By 1357, Chaucer was a page to Elizabeth, Countess of Ulster, wife of Lionel, 1st Duke of Clarence.[1] In 1360, he was captured by the French near Reims during a battle in the Hundred Years War. He was then ransomed and released. King Edward III gave £16 towards his release.[1] Chaucer married Phillipa (de) Roet. She was a lady-in-waiting to the queen and had close family connections to John of Gaunt. He had about three or four children.

The king's squire[change | edit source]

Chaucer may have studied law in the Inner Temple. He joined the Royal Court and travelled a lot around Europe on business for the king. He became one of the king's esquires. One of his first known poems was written in 1369. It was called The Book of The Duchess, and was written after the death of John of Gaunt's wife, Blanche.[1] In 1374, he became Comptroller (in charge of the money) of the Customs for the Port of London. He did this job for 12 years. It was a well paid job and Chaucer was quite rich.

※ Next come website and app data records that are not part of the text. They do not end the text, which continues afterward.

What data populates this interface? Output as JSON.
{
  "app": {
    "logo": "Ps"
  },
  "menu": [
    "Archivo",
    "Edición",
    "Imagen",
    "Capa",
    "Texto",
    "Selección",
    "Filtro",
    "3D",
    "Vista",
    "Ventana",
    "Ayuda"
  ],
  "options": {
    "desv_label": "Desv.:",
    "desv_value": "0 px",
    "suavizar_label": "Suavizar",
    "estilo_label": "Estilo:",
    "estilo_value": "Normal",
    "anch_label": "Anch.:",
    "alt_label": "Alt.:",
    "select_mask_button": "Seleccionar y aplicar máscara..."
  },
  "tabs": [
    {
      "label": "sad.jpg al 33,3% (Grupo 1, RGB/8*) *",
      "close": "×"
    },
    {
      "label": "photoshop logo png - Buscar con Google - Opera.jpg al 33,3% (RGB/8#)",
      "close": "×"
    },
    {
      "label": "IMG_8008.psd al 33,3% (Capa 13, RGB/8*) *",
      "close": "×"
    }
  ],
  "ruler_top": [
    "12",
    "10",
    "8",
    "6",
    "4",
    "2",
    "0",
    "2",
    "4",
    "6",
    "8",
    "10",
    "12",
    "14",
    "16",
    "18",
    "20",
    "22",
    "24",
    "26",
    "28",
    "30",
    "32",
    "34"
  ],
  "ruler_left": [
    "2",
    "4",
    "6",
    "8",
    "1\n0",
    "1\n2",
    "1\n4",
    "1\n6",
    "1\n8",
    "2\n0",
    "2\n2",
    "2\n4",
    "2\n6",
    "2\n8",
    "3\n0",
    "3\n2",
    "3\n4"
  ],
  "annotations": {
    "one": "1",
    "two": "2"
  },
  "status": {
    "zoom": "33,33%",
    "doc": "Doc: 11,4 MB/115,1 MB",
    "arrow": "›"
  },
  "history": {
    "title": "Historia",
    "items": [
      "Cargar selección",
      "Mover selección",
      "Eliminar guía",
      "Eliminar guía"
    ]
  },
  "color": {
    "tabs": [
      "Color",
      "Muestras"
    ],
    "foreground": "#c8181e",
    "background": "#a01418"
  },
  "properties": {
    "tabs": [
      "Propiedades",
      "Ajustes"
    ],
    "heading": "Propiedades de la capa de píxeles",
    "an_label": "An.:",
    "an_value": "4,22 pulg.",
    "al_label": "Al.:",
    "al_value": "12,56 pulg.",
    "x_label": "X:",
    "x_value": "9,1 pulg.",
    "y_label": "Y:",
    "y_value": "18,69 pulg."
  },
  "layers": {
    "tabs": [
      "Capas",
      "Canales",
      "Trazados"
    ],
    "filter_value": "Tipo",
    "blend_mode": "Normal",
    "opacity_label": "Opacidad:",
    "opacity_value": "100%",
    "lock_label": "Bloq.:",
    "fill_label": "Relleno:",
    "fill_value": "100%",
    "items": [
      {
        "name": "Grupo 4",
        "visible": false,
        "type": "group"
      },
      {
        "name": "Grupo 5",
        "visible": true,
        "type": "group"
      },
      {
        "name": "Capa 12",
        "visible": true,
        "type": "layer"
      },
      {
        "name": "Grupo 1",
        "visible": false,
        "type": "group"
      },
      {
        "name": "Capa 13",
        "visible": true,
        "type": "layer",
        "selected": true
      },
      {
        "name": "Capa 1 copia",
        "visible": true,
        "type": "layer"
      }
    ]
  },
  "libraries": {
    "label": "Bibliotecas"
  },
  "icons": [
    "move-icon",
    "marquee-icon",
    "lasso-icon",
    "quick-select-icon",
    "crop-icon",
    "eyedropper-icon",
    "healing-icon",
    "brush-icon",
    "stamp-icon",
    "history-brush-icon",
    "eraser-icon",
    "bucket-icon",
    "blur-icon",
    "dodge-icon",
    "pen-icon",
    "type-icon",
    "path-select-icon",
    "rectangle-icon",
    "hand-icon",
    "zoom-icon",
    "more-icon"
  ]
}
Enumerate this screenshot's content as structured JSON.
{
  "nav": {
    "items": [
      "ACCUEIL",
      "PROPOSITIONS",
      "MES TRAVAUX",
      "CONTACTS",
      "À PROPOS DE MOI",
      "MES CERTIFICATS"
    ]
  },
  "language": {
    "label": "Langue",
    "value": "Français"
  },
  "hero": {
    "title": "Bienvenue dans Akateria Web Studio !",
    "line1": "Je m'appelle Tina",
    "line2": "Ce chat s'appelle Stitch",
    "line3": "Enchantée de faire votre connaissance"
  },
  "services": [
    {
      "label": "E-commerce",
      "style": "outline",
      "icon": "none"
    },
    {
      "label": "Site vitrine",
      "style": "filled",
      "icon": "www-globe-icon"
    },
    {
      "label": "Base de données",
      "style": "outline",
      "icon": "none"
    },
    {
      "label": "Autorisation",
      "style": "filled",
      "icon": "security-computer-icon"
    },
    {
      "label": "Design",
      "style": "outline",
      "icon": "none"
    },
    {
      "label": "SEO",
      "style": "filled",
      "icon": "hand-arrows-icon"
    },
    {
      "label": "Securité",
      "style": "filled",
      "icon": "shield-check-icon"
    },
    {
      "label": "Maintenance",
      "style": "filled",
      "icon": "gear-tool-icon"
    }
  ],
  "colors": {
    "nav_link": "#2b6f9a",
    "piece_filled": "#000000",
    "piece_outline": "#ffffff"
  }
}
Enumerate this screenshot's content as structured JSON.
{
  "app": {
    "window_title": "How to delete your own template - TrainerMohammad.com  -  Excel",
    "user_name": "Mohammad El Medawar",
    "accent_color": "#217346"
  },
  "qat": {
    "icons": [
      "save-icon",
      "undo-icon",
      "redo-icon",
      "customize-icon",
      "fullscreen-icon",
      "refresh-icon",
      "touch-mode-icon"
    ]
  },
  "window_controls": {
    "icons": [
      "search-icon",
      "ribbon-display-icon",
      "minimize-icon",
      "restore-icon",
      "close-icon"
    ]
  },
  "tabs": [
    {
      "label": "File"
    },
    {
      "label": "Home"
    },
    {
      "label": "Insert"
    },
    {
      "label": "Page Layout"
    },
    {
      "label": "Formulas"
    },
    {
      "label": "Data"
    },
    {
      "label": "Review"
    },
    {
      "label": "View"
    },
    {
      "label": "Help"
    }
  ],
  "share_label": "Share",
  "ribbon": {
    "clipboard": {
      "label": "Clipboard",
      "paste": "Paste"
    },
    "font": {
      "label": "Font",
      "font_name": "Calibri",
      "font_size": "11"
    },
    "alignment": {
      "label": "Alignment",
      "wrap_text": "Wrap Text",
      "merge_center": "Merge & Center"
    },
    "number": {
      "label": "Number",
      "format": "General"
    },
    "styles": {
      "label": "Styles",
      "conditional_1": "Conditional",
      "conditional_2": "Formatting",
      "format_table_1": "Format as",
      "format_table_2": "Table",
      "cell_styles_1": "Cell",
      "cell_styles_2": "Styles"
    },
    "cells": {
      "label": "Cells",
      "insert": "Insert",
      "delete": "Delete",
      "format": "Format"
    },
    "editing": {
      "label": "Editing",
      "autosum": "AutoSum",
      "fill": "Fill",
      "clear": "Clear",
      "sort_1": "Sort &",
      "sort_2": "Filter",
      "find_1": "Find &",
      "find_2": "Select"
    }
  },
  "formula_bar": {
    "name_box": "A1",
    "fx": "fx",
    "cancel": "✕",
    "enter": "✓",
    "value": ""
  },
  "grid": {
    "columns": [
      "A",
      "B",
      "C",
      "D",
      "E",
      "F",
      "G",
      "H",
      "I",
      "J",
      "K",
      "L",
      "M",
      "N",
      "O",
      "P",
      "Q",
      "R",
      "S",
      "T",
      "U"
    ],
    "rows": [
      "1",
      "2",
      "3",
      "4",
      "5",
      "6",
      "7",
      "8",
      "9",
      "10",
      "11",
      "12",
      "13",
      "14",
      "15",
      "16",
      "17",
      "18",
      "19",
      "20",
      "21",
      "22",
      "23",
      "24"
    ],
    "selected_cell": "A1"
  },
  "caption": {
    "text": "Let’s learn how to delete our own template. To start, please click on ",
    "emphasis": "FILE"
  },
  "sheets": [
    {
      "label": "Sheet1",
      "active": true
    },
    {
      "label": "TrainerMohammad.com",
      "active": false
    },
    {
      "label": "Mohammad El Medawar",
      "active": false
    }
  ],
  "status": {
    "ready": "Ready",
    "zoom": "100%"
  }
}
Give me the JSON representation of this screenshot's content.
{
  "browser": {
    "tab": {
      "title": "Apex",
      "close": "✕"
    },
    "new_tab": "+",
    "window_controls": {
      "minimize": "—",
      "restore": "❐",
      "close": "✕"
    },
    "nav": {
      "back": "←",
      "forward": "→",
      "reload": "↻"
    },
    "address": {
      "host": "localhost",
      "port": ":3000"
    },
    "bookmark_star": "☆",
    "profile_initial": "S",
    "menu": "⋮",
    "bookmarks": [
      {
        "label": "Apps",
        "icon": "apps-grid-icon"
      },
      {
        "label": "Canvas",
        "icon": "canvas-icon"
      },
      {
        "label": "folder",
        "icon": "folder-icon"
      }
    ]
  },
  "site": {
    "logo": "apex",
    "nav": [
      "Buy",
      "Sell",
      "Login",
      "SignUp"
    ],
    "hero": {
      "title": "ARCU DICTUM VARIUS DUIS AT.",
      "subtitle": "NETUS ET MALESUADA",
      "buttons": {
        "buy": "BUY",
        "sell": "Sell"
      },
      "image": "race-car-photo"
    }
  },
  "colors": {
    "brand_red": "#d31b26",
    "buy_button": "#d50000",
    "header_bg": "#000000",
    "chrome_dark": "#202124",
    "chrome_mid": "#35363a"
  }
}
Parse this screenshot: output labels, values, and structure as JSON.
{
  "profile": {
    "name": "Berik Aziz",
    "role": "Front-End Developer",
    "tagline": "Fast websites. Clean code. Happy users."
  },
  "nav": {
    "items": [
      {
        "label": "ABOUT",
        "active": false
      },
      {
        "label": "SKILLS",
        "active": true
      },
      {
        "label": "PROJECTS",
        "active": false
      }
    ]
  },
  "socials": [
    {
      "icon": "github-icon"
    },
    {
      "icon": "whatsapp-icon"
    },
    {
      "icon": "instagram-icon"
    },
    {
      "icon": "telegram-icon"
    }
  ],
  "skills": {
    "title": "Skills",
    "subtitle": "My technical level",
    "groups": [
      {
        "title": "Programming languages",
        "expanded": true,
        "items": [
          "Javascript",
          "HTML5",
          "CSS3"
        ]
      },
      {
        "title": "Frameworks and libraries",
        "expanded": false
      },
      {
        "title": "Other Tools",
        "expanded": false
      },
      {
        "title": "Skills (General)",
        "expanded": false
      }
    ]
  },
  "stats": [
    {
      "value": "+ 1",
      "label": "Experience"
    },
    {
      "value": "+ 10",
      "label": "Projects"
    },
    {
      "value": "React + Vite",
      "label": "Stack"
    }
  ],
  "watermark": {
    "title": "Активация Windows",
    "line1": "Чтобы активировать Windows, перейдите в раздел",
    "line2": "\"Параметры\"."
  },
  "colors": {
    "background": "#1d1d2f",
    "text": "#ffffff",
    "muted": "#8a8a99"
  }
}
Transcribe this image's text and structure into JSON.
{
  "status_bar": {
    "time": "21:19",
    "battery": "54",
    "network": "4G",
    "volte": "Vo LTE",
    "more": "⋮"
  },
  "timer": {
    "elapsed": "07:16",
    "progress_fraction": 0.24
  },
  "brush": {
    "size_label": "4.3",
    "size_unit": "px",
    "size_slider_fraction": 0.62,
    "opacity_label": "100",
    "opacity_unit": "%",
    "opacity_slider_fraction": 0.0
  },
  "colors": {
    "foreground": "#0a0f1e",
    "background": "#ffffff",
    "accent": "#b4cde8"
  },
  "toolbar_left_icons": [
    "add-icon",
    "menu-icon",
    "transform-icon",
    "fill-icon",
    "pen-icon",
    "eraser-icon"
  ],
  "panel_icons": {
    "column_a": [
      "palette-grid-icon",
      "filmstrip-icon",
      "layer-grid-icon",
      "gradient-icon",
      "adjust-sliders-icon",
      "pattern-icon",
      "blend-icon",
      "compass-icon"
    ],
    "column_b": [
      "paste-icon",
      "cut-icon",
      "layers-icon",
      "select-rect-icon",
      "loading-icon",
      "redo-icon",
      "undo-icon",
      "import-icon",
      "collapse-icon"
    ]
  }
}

When Richard II became king, Chaucer continued to working in Customs. He was also sent to Europe on several more diplomatic jobs for the king.

Country life[change | edit source]

Chaucer moved to Kent in 1385 where he had a new position as Justice of the Peace. He was also elected as one of two knights of the shire to be a member of parliament. At the end of the year he lost his customs jobs. His wife, Phillipa, died in 1387. But on 12 July 1389, he was made the Clerk of the Kings Works, looking after repairs to the royal palaces. He was given other small positions, including looking after the river banks of the Thames, and as a deputy forester in the Royal Forest. Over the next few years, Chaucer became poorer and often was given small payments and pensions from the king.[1]

Death[change | edit source]

He died at St.Mary's Chapel in Sevenoaks on 25 October 1400. Chaucer is buried in Westminster Abbey, in what is now called the Poets' Corner.[1]

His writings[change | edit source]

Chaucer did most of his writing between 1369 and 1393. He is famous for his collection of stories called the Canterbury Tales.

References[change | edit source]